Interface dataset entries

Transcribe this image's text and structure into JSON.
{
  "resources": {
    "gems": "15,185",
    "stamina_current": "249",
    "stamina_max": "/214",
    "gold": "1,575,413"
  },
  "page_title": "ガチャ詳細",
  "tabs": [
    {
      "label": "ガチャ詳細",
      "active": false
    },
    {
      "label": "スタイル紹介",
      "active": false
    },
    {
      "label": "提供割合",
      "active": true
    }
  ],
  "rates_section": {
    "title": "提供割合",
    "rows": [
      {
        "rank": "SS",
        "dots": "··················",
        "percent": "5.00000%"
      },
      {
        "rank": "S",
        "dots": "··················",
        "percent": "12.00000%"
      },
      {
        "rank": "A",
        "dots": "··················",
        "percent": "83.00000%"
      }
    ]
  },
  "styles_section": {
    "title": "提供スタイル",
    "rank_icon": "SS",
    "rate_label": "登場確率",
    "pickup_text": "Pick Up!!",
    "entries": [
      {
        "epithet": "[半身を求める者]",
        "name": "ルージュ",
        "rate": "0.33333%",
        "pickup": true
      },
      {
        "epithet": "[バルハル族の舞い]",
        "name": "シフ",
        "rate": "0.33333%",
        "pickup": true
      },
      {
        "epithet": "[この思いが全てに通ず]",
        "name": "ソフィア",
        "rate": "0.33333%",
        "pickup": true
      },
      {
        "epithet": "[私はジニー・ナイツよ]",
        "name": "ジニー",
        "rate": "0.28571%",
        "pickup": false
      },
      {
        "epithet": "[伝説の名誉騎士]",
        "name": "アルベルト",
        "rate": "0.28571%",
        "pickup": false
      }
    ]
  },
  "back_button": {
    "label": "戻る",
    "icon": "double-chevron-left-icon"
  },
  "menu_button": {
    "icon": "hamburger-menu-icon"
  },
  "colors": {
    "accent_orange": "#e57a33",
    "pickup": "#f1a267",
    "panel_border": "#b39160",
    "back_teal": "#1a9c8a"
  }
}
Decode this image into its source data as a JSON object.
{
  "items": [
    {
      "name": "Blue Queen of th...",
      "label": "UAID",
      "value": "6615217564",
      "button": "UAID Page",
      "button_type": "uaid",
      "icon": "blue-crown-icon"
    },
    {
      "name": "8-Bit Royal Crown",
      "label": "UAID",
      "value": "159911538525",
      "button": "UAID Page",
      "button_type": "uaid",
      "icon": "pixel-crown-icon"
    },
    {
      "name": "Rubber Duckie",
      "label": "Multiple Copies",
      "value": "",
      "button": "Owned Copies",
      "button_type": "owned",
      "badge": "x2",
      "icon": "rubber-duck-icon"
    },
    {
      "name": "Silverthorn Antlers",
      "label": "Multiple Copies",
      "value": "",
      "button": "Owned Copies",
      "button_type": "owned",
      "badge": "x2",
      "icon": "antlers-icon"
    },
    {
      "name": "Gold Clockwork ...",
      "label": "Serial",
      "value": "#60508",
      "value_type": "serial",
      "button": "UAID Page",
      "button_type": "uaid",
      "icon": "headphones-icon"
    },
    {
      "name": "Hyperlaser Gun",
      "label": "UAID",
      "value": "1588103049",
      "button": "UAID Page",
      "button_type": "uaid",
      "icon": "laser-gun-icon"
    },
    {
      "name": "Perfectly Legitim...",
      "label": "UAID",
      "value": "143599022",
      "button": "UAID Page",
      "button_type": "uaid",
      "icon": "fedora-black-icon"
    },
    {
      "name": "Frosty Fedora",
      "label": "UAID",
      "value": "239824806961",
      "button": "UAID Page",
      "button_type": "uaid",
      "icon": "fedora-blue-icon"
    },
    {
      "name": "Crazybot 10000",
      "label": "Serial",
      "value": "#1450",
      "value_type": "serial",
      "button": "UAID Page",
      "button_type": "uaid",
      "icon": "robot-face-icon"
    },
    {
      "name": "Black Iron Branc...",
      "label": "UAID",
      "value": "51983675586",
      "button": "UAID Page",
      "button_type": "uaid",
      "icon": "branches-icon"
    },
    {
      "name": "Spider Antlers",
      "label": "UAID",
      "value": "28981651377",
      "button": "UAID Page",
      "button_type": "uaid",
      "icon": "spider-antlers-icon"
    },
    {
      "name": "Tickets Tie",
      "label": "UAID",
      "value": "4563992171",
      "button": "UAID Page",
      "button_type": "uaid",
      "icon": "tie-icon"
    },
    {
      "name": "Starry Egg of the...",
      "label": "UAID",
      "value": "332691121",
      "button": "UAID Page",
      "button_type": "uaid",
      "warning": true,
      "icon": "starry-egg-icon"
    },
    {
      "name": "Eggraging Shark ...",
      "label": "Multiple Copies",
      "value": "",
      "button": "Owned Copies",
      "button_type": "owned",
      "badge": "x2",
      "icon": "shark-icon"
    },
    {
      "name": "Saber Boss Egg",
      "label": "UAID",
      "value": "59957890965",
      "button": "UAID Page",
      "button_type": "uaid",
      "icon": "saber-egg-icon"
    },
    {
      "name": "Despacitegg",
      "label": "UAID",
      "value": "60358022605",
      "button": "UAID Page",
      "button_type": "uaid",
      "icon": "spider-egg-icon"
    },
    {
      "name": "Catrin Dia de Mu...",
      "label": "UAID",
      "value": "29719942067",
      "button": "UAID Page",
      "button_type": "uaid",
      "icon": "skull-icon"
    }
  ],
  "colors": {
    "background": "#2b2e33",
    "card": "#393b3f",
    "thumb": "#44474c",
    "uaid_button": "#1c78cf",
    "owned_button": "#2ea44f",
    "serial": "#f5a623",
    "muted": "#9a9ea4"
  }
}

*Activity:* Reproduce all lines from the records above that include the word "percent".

*Result for this exercise:*
        "percent": "5.00000%"
        "percent": "12.00000%"
        "percent": "83.00000%"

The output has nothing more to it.